Vehicle Fuel Available at Big Meadows ONLY!
Vehicle fuel is only available at Big Meadows (mile 52). Gas service has been discontinued at the Loft and Elkwallow areas.
Contact: Mara Meisel, 540-999-3500 x3282
Shenandoah National Park Hosts Wildflower Weekend
Native flowers will be in the spotlight during Shenandoah National Park’s 25th annual Wildflower Weekend, May 7 and 8, 2011. Visitors will have a chance to meet woodland beauties such as wild geranium, trillium, jack-in-the-pulpit, and many others on naturalist-led hikes.
Participants will search for wildflowers along the Millers Head, Mill Prong, South River Falls, Appalachian, and Gravel Springs-Bluff trails. A "Cultural Connections" walk will focus on historical uses of plants. There will be a wildflower walk just for kids and an opportunity to explore the Big Meadow. Birders will have a chance to seek out feathered beauties with experts on three different walks. The complete schedule is posted here.
There will be several featured program leaders on this special anniversary year.
Peter M. Mazzeo, retired botanist at the National Arboretum, will present the keynote slide program, "Shenandoah Wildflowers – Kaleidoscope of Color" at 7:30 p.m. Saturday, May 7, at Byrd Visitor Center auditorium, milepost 51 on Skyline Drive. He will also present "Fronds and Allies: Shenandoah’s Amazing Ferns," at 1 p.m. Saturday. He will lead short hikes on both days.
Douglas A. Coleman, executive director and founder of The Wintergreen Nature Foundation, will lead the hike to South River Falls at 10 a.m. Saturday, May 7.
Naturalists and professional photographers Ann and Rob Simpson will present free wildflower photography workshops at 10 a.m. both days. Their recently published book, "Wildflowers of Shenandoah National Park," is available at park bookstores.
Programs are free, and no registration is required. There is a $15-per-car entrance fee to the park, good for seven days. For more information about Wildflower Weekend, call the park at 540-999-3500 ext. 3283.
Did You Know?
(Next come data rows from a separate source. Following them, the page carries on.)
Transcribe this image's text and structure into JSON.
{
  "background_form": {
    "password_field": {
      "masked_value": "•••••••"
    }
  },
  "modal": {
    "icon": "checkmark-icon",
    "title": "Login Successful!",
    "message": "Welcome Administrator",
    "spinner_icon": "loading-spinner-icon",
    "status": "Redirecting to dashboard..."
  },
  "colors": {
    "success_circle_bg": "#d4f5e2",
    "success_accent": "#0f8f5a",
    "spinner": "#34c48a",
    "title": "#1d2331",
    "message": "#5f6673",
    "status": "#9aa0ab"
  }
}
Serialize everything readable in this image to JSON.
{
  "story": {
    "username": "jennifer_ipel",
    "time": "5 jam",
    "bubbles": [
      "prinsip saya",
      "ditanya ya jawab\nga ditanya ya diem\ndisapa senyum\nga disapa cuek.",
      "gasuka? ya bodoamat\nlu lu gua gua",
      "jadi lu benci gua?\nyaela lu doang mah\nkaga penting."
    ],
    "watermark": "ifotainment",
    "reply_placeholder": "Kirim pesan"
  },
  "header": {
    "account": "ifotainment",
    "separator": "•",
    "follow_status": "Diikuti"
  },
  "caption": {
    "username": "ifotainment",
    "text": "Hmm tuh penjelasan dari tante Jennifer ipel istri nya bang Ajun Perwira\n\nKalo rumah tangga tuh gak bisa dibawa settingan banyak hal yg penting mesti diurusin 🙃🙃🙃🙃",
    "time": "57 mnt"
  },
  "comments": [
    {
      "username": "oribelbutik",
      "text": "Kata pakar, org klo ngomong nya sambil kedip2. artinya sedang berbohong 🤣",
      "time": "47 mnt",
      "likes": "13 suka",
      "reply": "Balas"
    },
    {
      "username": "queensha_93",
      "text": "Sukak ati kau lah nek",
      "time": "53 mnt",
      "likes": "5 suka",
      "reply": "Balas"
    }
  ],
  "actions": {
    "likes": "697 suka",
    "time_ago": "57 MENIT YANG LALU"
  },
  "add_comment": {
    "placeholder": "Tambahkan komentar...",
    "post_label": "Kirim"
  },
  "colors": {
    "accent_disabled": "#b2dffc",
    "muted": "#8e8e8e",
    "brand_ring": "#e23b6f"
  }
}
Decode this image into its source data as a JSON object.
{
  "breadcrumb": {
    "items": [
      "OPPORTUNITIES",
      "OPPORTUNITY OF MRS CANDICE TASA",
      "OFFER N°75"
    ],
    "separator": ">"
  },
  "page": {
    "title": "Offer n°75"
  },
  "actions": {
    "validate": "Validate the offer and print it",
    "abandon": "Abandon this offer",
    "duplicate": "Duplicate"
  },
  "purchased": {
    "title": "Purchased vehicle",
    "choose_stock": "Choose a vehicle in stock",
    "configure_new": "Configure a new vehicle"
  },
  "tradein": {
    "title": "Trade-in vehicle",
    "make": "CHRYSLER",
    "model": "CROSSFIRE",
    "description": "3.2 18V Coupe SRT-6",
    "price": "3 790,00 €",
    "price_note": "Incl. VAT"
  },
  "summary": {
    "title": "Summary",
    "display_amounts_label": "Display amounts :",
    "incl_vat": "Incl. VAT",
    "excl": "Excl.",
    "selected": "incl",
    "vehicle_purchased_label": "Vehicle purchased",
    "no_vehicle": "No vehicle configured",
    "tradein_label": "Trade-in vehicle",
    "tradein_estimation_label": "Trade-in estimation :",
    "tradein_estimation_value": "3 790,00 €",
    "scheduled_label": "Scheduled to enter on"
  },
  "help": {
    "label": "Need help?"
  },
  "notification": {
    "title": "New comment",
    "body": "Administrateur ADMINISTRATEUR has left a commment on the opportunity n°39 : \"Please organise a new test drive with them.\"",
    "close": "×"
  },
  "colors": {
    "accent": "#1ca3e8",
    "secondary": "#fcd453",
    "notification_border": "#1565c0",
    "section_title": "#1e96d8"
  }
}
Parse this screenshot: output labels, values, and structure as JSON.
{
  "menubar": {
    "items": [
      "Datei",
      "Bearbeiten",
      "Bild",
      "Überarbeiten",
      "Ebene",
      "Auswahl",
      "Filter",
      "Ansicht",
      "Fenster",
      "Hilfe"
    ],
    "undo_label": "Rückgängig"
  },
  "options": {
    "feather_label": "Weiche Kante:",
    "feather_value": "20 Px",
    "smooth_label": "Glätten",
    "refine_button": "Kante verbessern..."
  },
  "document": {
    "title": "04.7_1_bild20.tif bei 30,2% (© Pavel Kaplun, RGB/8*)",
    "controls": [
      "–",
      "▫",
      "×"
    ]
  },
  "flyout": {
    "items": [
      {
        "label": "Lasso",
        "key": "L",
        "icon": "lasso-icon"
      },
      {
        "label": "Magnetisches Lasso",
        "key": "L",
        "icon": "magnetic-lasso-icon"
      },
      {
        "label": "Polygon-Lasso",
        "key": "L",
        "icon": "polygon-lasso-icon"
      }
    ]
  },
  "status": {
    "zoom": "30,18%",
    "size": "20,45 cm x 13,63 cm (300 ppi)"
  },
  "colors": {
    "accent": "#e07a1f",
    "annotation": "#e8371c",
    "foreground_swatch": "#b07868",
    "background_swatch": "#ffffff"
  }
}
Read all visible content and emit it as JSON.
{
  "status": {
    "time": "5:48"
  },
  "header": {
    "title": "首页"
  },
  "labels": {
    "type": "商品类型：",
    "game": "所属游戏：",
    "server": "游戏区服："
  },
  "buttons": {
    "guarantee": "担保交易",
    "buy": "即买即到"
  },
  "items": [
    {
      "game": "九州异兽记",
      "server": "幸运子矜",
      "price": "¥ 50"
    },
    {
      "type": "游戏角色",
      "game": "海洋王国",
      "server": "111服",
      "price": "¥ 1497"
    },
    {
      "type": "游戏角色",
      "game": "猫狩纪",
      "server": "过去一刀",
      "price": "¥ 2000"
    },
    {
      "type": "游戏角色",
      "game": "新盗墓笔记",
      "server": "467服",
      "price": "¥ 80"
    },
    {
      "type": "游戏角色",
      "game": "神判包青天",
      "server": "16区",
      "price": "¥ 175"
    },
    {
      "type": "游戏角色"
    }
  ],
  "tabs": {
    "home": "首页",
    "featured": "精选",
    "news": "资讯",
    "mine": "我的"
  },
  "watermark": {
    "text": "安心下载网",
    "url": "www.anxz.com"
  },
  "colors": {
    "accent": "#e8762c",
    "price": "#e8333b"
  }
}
Although it’s native to these mountains, much of the beautiful mountain laurel you see blooming along Skyline Drive in June was planted by the Civilian Conservation Corps in the 1930s.